What is galling?
Galling is also sometimes referred to as cold welding and refers to a form of severe adhesive wear. It occurs when two metal surfaces are in relative motion and there is sufficient load for the transfer of material from one surface to the other to take place. The transferred material causes surface protrusions and these are called galls. In order for galling to happen, the load must be enough to disrupt the oxide layer covering surface asperities of the metal so that metal to metal contact can take place. Galling is most frequently associated with high load, slow speed situations, but it can also occur in high speed situations where there is little load.
Galling can be quite common in applications such as engine bearings and pistons, hydraulic cylinders, screw threads and valves.
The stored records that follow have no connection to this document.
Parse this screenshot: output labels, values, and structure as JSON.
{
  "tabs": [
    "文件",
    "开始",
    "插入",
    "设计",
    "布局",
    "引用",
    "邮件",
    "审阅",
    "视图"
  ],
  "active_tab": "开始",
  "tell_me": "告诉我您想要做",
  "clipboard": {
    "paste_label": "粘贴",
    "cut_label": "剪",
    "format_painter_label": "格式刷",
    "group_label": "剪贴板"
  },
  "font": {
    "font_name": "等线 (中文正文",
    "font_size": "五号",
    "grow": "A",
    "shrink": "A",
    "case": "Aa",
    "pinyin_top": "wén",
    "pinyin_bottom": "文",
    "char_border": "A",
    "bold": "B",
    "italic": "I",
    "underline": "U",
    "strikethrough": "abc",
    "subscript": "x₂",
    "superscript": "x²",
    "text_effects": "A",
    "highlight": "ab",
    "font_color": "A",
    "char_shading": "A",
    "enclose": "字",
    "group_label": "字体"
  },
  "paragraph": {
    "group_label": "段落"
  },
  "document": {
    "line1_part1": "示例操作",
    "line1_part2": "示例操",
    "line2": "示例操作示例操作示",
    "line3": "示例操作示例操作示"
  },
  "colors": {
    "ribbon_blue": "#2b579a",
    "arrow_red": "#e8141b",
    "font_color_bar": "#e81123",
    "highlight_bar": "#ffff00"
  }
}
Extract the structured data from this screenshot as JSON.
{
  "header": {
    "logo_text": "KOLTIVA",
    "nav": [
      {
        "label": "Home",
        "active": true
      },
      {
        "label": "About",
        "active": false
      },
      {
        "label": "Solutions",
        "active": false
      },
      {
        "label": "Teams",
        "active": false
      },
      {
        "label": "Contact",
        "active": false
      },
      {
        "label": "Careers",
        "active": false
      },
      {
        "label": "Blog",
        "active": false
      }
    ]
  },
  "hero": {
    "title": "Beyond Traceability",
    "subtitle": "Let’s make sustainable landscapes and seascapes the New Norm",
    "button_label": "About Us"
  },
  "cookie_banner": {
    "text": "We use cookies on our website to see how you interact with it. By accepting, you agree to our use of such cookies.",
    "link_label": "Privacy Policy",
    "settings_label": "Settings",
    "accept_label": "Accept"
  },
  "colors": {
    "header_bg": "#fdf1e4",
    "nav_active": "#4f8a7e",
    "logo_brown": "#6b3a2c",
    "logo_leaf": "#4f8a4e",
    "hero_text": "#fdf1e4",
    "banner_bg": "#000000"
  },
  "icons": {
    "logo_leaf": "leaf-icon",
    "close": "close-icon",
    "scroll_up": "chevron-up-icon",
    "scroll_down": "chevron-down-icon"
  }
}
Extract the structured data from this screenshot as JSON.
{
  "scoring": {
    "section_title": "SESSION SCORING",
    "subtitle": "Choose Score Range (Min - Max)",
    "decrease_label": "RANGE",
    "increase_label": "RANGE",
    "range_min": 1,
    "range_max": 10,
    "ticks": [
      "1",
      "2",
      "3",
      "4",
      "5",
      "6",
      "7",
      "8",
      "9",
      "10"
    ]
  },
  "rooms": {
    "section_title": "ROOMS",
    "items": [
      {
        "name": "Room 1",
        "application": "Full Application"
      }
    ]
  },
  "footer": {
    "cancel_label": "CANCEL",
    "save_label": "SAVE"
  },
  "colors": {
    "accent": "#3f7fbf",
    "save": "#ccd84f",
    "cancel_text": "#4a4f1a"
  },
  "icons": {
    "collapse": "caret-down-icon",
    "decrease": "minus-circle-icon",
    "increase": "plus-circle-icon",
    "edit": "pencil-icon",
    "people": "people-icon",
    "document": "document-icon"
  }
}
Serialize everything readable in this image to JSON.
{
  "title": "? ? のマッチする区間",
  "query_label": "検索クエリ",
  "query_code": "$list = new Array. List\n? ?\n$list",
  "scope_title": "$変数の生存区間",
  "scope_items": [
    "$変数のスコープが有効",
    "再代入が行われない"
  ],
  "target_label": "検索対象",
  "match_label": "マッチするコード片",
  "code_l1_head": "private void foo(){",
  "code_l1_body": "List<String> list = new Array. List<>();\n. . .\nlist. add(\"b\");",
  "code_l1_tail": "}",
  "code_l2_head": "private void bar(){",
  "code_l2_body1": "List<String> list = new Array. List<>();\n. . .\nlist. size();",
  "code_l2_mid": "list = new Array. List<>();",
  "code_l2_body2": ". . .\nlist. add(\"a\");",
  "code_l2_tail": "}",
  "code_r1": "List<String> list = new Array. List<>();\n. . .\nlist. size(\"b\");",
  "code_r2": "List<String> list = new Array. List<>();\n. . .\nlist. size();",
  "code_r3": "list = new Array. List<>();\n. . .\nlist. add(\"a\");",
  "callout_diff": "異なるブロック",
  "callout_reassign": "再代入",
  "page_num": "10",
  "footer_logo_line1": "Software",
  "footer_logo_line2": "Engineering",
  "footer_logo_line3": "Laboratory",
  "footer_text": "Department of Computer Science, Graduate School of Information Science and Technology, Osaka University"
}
It can be a serious problem as severe galling can cause metal components to seize. When galling occurs in parts which have been screwed together it can damage the thread to an extent that makes it impossible to disassemble the unit.
How can galling be prevented?
Some materials are more prone to galling than others, so careful selection of materials can reduce the risk of galling taking place. Galling relies on cohesion through metallic-bonding attractions and the ability to change shape without breaking (plasticity). These properties are found in most metals, but hardened metals are more resistant to galling than softer materials. For example, austenitic and precipitation hardening stainless steels have a low resistance to galling.
Another way to avoid galling is to use a lubricant between the two surfaces. Alternatively, you could use two dissimilar materials when manufacturing parts as this makes them less likely to suffer from adhesive wear.
It may not be possible to manufacture the parts from different materials, but strategic surface engineering using an anti-galling surface coating, such as those available from www.poeton.co.uk, can make the two surfaces sufficiently different to prevent galling.
In addition to their role in preventing galling, surface coatings can also provide resistance to wear and corrosion. There are many applications where the risk of galling is combined with abrasive or corrosive media, so surface coatings can be particularly useful. The combination of factors can act in synergy to speed up surface damage.